Ricardo may look back on 2014 as THE year for TorqStor technology. Though it had been in development for about seven years, this was the year it won a Tech Award from SAE International as one of the top five technologies on display at the SAE 2014 World Congress. TorqStor also took on heavy-duty overtones earlier this year when a 200-kJ prototype was on display at ConExpo.
TorqStor technology consists of a carbon-fiber composite flywheel contained within a permanently sealed vacuum chamber, which can be scaled in size to provide energy-storage solutions for a variety of off-highway equipment.
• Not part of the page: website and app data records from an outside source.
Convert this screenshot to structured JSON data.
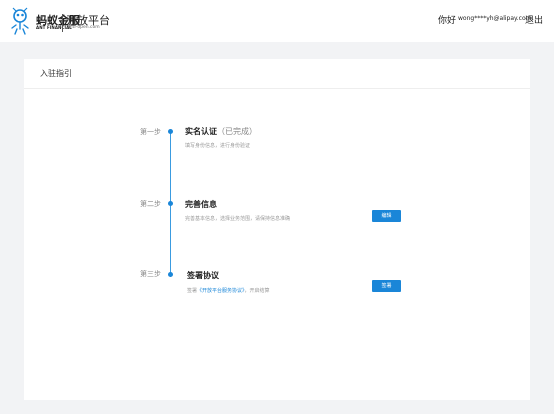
{
  "header": {
    "brand_cn": "蚂蚁金服",
    "brand_en": "ANT FINANCIAL",
    "platform_cn": "开放平台",
    "platform_en": "antl-open.com",
    "greeting": "你好",
    "email": "wong****yh@alipay.com",
    "logout": "退出"
  },
  "card": {
    "title": "入驻指引"
  },
  "steps": [
    {
      "label": "第一步",
      "title": "实名认证",
      "status": "（已完成）",
      "desc": "填写身份信息，进行身份验证"
    },
    {
      "label": "第二步",
      "title": "完善信息",
      "desc": "完善基本信息，选择业务范围，请保持信息准确",
      "button": "编辑"
    },
    {
      "label": "第三步",
      "title": "签署协议",
      "desc_prefix": "签署",
      "desc_link": "《开放平台服务协议》",
      "desc_suffix": "，开启结算",
      "button": "签署"
    }
  ],
  "colors": {
    "accent": "#1a86d8",
    "background": "#f2f3f5"
  }
}
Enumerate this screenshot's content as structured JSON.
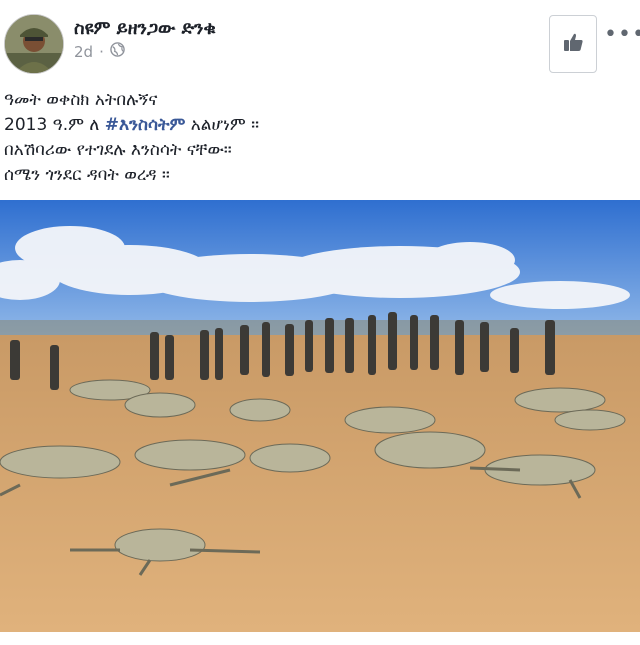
{
  "post": {
    "author_name": "ስዩም ይዘንጋው ድንቁ",
    "timestamp": "2d",
    "separator": "·",
    "privacy_icon": "globe-icon",
    "more_label": "•••",
    "like_icon": "thumbs-up-icon",
    "text_lines": [
      "ዓመት ወቀስክ አትበሉኝና",
      "ለ",
      "#እንስሳትም",
      "አልሆነም ።",
      "በአሽባሪው የተገደሉ እንስሳት  ናቸው።",
      "ሰሜን ጎንደር ዳባት ወረዳ ።"
    ],
    "year_prefix": "2013 ዓ.ም",
    "photo_subject": "dead livestock on dry ground with people standing behind"
  },
  "colors": {
    "hashtag": "#3b5998",
    "meta_gray": "#90949c",
    "sky": "#2f6fd0",
    "ground": "#d6a36a"
  }
}
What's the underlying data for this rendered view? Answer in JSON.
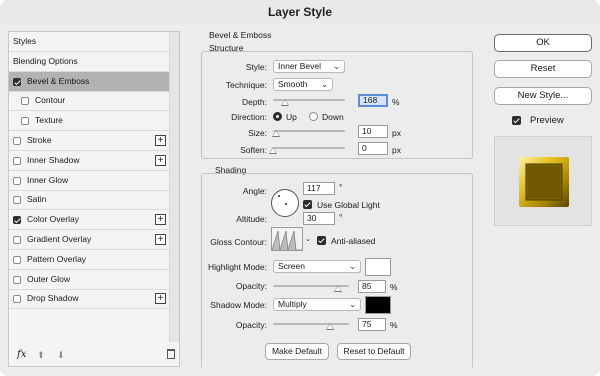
{
  "window": {
    "title": "Layer Style"
  },
  "styles_list": {
    "items": [
      {
        "label": "Styles",
        "checkbox": false,
        "checked": false,
        "plus": false,
        "selected": false,
        "indent": false
      },
      {
        "label": "Blending Options",
        "checkbox": false,
        "checked": false,
        "plus": false,
        "selected": false,
        "indent": false
      },
      {
        "label": "Bevel & Emboss",
        "checkbox": true,
        "checked": true,
        "plus": false,
        "selected": true,
        "indent": false
      },
      {
        "label": "Contour",
        "checkbox": true,
        "checked": false,
        "plus": false,
        "selected": false,
        "indent": true
      },
      {
        "label": "Texture",
        "checkbox": true,
        "checked": false,
        "plus": false,
        "selected": false,
        "indent": true
      },
      {
        "label": "Stroke",
        "checkbox": true,
        "checked": false,
        "plus": true,
        "selected": false,
        "indent": false
      },
      {
        "label": "Inner Shadow",
        "checkbox": true,
        "checked": false,
        "plus": true,
        "selected": false,
        "indent": false
      },
      {
        "label": "Inner Glow",
        "checkbox": true,
        "checked": false,
        "plus": false,
        "selected": false,
        "indent": false
      },
      {
        "label": "Satin",
        "checkbox": true,
        "checked": false,
        "plus": false,
        "selected": false,
        "indent": false
      },
      {
        "label": "Color Overlay",
        "checkbox": true,
        "checked": true,
        "plus": true,
        "selected": false,
        "indent": false
      },
      {
        "label": "Gradient Overlay",
        "checkbox": true,
        "checked": false,
        "plus": true,
        "selected": false,
        "indent": false
      },
      {
        "label": "Pattern Overlay",
        "checkbox": true,
        "checked": false,
        "plus": false,
        "selected": false,
        "indent": false
      },
      {
        "label": "Outer Glow",
        "checkbox": true,
        "checked": false,
        "plus": false,
        "selected": false,
        "indent": false
      },
      {
        "label": "Drop Shadow",
        "checkbox": true,
        "checked": false,
        "plus": true,
        "selected": false,
        "indent": false
      }
    ],
    "footer": {
      "fx_label": "fx",
      "up_glyph": "⬆",
      "down_glyph": "⬇"
    }
  },
  "bevel": {
    "title": "Bevel & Emboss",
    "structure": {
      "title": "Structure",
      "style_label": "Style:",
      "style_value": "Inner Bevel",
      "technique_label": "Technique:",
      "technique_value": "Smooth",
      "depth_label": "Depth:",
      "depth_value": "168",
      "depth_unit": "%",
      "depth_slider": 0.168,
      "direction_label": "Direction:",
      "direction_up": "Up",
      "direction_down": "Down",
      "direction_selected": "Up",
      "size_label": "Size:",
      "size_value": "10",
      "size_unit": "px",
      "size_slider": 0.04,
      "soften_label": "Soften:",
      "soften_value": "0",
      "soften_unit": "px",
      "soften_slider": 0.0
    },
    "shading": {
      "title": "Shading",
      "angle_label": "Angle:",
      "angle_value": "117",
      "angle_unit": "°",
      "global_light_label": "Use Global Light",
      "global_light_checked": true,
      "altitude_label": "Altitude:",
      "altitude_value": "30",
      "altitude_unit": "°",
      "gloss_label": "Gloss Contour:",
      "antialiased_label": "Anti-aliased",
      "antialiased_checked": true,
      "highlight_mode_label": "Highlight Mode:",
      "highlight_mode_value": "Screen",
      "highlight_color": "#ffffff",
      "highlight_opacity_label": "Opacity:",
      "highlight_opacity_value": "85",
      "highlight_opacity_unit": "%",
      "highlight_opacity_slider": 0.85,
      "shadow_mode_label": "Shadow Mode:",
      "shadow_mode_value": "Multiply",
      "shadow_color": "#000000",
      "shadow_opacity_label": "Opacity:",
      "shadow_opacity_value": "75",
      "shadow_opacity_unit": "%",
      "shadow_opacity_slider": 0.75
    },
    "make_default_label": "Make Default",
    "reset_default_label": "Reset to Default"
  },
  "actions": {
    "ok_label": "OK",
    "reset_label": "Reset",
    "new_style_label": "New Style...",
    "preview_label": "Preview",
    "preview_checked": true
  },
  "colors": {
    "selected_row": "#b2b2b2",
    "focus_border": "#5a8fd6",
    "preview_gold": "#8a7000"
  }
}
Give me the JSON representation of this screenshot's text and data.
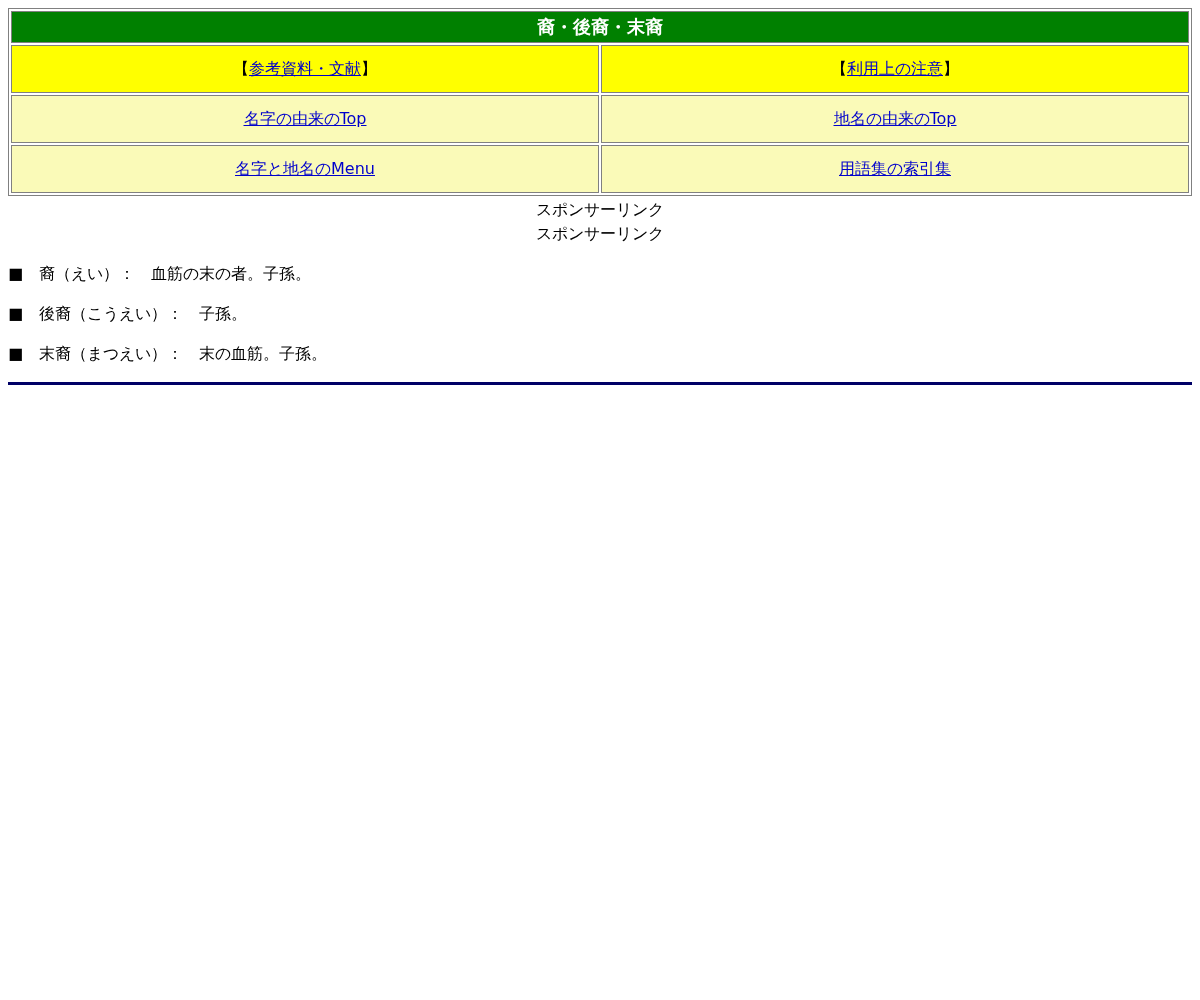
{
  "title": "裔・後裔・末裔",
  "nav_rows": [
    {
      "kind": "highlight",
      "cells": [
        {
          "prefix": "【",
          "link": "参考資料・文献",
          "suffix": "】"
        },
        {
          "prefix": "【",
          "link": "利用上の注意",
          "suffix": "】"
        }
      ]
    },
    {
      "kind": "plain",
      "cells": [
        {
          "link": "名字の由来のTop"
        },
        {
          "link": "地名の由来のTop"
        }
      ]
    },
    {
      "kind": "plain",
      "cells": [
        {
          "link": "名字と地名のMenu"
        },
        {
          "link": "用語集の索引集"
        }
      ]
    }
  ],
  "sponsor_labels": [
    "スポンサーリンク",
    "スポンサーリンク"
  ],
  "entries": [
    "■　裔（えい）：　血筋の末の者。子孫。",
    "■　後裔（こうえい）：　子孫。",
    "■　末裔（まつえい）：　末の血筋。子孫。"
  ]
}
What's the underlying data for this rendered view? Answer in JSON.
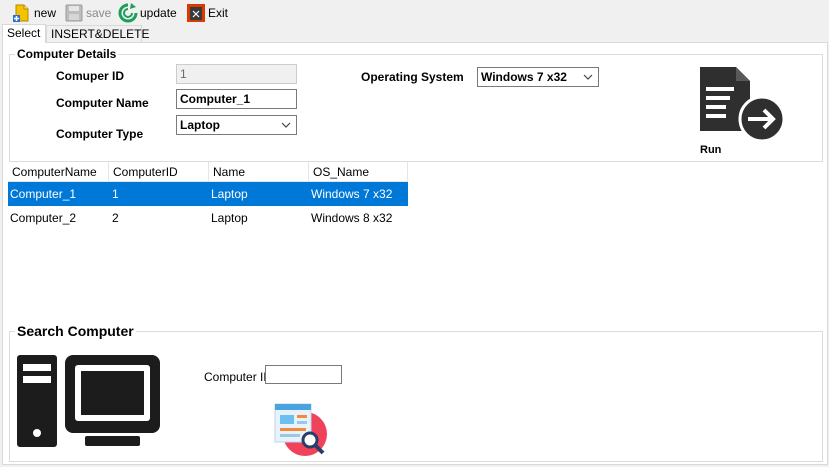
{
  "toolbar": {
    "new_label": "new",
    "save_label": "save",
    "update_label": "update",
    "exit_label": "Exit"
  },
  "tabs": [
    {
      "label": "Select",
      "active": true
    },
    {
      "label": "INSERT&DELETE",
      "active": false
    }
  ],
  "computer_details": {
    "title": "Computer Details",
    "id_label": "Comuper ID",
    "id_value": "1",
    "name_label": "Computer Name",
    "name_value": "Computer_1",
    "type_label": "Computer Type",
    "type_value": "Laptop",
    "os_label": "Operating System",
    "os_value": "Windows 7 x32",
    "run_label": "Run"
  },
  "grid": {
    "headers": [
      "ComputerName",
      "ComputerID",
      "Name",
      "OS_Name"
    ],
    "rows": [
      {
        "ComputerName": "Computer_1",
        "ComputerID": "1",
        "Name": "Laptop",
        "OS_Name": "Windows 7 x32",
        "selected": true
      },
      {
        "ComputerName": "Computer_2",
        "ComputerID": "2",
        "Name": "Laptop",
        "OS_Name": "Windows 8 x32",
        "selected": false
      }
    ]
  },
  "search": {
    "title": "Search Computer",
    "id_label": "Computer ID",
    "id_value": ""
  },
  "colors": {
    "selection": "#0078d7",
    "accent_green": "#1e9e5a",
    "exit_red": "#d83b01"
  }
}
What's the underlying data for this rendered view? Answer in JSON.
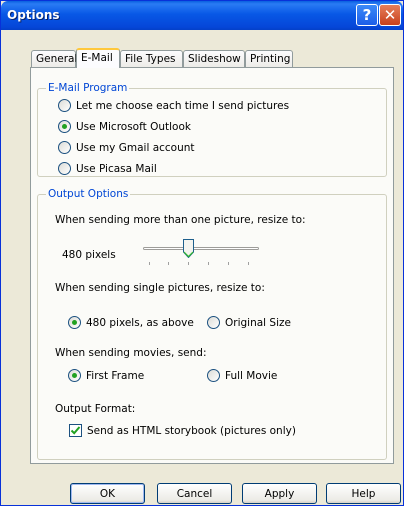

The flywheel is linked by a magnetic coupling and gearing system, and rotates at 45,000 rpm.
Ricardo estimates that a "well-integrated solution in an excavator would deliver fuel savings in the region of 10% at typical operating speeds." Integrated with a machine’s hydraulic power system, TorqStor stores the gravitational energy that is currently unused during the downward movement of the machine’s arms or booms, and then uses it to help power subsequent upward movement. It is this improvement that contributes to operational efficiency and fuel savings, and may potentially allow for the use of smaller capacity engines for the same load-moving capabilities.
When Ricardo first started development of magnetically coupled kinetic energy storage devices, it looked at a number of electromagnetic simulators on the market to help shorten design-to-manufacture times. The company says the Opera package from Cobham Technical Services emerged as the favorite because of its scripting flexibility for automating design investigations and ease of interfacing to other software tools. It is now considered Ricardo’s electromagnetic FEA tool of choice.
The first two generations of Ricardo’s flywheel energy storage were designed for integration with the powertrains of hybrid and all-electric vehicles such as cars and buses, to provide traction power. Ongoing research indicating that even higher efficiency gains could be achieved in applications involving frequent energy storage and demand cycles is what led to the TorqStor development.
Ricardo set a three-month target for all magnetic analyses for the TorqStor project. During this period the development team simulated more than 100 individual design concepts using Opera, each involving successive changes to a wide range of parameters such as material properties and magnet temperatures to examine their effect on torque capacity and magnetic losses. The entire operating cycle of the device needed to be accurately simulated to fully evaluate its performance, so relative rather than absolute parameter changes were employed to help minimize analysis time.
To further accelerate analysis, Ricardo used the 3-D version of Opera to initially configure a model and derive data such as the end loss factor of the permanent magnets in the TorqStor coupling rotors, then switched to the less computationally intensive 2-D version for the bulk of simulation tasks, such as deriving the torque per unit length of the flywheel for different configurations.
Despite the complexity of the models, each non-linear 2-D simulation run typically takes less than 30 minutes, with overnight batch processing further helping to shorten the process. Solutions that met specific criteria in the design space were then modeled and simulated using Opera 3-D to fine-tune performance and provide detailed confirmation of results.
The energy storage flywheel in the TorqStor system contains a large number of permanent magnets mounted radially around its end face. These then couple via stationary pole pieces in the housing to an external rotor that is fitted with a smaller number of magnets, providing non-mechanically linked power transfer and gearing functions.
“The lack of mechanical symmetry means that we cannot segment the design and use partial simulation to accelerate the process. Also, the magnetic gears are geometrically linked, which makes it difficult to do a sweep of parameter changes and means that we cannot use auto-optimization tools to eliminate the need for manual intervention," said Joshua Dalby, a Development Engineer at Ricardo.
Opera’s "near-seamless mesh control capabilities" require minimal input and allow any angular alignment of rotating and stationary parts to be considered, added Dalby.
"The necessary air gap re-meshing can be controlled from a command script file, which we have found especially helpful—it has enabled us to evaluate the effect of the two air gaps between the inner and outer rotors and the pole pieces of TorqStor very accurately,” he said.
A video of the system can be viewed here.